Date of Award
Master of Physical Therapy (MPT)
Shoulder Dislocation -- rehabilitation
Increasingly shoulder dislocations and instabilities are being recognized among athletes as a common disabling condition in the health care setting today.
Dislocations of the shoulder represent approximately 50% of all major joint dislocations. Of these shoulder dislocations, 95% are anterior dislocations. After a primary anterior dislocation, recurrence of dislocation occurs in 90% to 95% of patients in their mid 20s or younger. A high percentage of these injuries occur in repetitive athletic activities in which large forces and high velocities are produced, such as hockey, football, and baseball.
Consequently with the recognition of instability as the primary etiological factor for many forms of shoulder dysfunction syndromes, an accurate diagnosis and efficient treatment plan of shoulder disability in a group of athletes can be facilitated.
The purpose of this study is to review the literature to describe the mechanisms of injury and factors promoting recurrent dislocations, review common surgical interventions, present a treatment protocol devised for athletes with recurrent anterior dislocation of the glenohumeral joint, and compare rehabilitation protocols following a Bristow surgical repair procedure to a Bankart repair protocol. This type of literature review will provide updated information on clinical implications of recurrent anterior dislocations and outline the differences in rehabilitation protocols following surgery. This information will be of value for physical therapists treating patients with this diagnosis. By knowing the anatomy involved in the various surgical procedures and the treatment protocol for the particular surgery performed on the patient, physical therapists can effectively provide treatment.

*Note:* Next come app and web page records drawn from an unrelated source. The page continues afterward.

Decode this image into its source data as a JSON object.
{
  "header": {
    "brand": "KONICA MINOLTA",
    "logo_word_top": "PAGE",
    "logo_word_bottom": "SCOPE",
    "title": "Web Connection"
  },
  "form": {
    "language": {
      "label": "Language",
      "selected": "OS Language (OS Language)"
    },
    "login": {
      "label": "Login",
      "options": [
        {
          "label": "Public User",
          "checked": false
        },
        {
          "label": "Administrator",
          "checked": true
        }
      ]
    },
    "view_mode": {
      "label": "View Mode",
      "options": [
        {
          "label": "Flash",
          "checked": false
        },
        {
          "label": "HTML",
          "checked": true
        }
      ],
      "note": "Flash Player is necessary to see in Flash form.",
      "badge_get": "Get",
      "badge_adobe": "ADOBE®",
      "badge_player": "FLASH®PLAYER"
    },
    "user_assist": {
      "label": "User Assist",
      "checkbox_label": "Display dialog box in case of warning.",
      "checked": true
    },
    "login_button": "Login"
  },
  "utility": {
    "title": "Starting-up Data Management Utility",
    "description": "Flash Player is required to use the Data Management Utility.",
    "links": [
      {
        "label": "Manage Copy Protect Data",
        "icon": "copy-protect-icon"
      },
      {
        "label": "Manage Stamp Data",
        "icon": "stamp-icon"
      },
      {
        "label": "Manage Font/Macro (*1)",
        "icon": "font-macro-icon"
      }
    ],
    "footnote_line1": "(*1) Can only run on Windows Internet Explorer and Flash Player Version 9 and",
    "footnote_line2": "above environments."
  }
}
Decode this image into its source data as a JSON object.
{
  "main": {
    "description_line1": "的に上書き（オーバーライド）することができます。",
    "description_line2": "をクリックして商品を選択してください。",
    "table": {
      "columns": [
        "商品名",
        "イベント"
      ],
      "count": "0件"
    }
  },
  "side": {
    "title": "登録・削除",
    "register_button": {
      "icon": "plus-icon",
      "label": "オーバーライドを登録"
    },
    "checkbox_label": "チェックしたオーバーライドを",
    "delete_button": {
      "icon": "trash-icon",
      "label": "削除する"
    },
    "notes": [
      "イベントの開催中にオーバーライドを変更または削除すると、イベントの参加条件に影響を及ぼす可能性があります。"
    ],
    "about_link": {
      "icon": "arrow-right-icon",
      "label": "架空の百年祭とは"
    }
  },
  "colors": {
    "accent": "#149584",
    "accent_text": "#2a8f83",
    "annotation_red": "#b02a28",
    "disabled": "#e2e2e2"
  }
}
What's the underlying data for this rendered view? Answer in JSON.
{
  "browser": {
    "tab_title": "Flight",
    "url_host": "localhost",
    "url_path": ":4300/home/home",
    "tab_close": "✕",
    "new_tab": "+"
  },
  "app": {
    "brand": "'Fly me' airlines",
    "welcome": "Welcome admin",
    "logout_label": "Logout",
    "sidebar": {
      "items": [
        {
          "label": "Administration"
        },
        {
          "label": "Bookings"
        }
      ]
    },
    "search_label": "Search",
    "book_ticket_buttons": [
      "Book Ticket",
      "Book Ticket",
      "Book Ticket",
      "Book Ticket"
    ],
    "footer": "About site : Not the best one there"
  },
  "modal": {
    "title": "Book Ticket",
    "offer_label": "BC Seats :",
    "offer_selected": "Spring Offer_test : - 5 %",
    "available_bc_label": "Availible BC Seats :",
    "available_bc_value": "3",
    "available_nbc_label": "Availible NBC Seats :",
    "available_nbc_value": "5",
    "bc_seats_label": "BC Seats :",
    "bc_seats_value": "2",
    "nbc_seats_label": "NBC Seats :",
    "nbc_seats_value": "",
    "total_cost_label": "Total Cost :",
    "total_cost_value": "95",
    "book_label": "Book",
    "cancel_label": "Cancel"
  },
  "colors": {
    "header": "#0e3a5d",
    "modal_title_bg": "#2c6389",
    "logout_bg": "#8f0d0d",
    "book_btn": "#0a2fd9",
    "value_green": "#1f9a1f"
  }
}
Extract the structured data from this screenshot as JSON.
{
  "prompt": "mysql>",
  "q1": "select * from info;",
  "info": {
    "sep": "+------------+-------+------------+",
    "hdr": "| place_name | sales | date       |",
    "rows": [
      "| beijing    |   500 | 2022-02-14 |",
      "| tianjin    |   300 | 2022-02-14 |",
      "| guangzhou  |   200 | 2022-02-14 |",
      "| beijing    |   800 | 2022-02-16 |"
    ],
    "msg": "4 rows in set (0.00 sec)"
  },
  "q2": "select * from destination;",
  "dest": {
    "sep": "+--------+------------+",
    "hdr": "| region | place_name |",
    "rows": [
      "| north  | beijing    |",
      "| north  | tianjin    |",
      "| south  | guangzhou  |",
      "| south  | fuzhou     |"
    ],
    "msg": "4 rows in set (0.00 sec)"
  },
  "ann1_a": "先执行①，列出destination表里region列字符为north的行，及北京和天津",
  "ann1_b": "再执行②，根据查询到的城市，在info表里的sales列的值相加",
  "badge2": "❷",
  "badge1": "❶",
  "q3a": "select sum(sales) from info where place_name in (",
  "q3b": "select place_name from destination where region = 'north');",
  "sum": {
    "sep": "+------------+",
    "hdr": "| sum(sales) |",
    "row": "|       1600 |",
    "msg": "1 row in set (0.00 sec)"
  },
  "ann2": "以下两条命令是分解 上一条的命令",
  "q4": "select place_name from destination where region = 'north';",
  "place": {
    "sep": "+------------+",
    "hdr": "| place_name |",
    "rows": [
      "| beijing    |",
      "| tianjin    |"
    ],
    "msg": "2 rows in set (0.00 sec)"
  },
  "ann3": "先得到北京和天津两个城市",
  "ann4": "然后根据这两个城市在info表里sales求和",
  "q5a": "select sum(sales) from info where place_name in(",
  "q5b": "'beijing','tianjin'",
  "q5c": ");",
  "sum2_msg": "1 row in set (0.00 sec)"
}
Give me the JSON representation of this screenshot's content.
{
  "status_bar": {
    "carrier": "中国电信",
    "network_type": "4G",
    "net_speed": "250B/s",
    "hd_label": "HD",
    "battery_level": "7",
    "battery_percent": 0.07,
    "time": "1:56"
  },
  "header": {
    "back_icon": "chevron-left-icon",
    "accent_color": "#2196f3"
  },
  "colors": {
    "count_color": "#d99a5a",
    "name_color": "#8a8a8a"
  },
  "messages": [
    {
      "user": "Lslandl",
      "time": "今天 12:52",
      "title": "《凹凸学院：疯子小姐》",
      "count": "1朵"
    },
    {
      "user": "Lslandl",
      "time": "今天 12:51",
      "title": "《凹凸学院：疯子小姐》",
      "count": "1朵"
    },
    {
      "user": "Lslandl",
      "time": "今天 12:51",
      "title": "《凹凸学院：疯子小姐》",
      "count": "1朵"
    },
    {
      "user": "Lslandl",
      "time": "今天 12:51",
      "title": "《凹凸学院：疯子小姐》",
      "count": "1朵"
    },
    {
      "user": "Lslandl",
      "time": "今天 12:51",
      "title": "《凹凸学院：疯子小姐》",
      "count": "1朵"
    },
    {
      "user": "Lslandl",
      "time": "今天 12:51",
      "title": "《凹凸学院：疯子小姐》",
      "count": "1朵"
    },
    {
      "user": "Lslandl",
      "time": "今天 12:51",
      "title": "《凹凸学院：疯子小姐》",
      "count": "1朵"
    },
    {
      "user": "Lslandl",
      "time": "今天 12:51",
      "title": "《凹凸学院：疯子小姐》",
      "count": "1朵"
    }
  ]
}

Beckley, Kellie L., "Rehabilitation of the Surgical Repair of a Recurrent Anterior Dislocation of the Glenohumeral Joint" (1995). Physical Therapy Scholarly Projects. 41.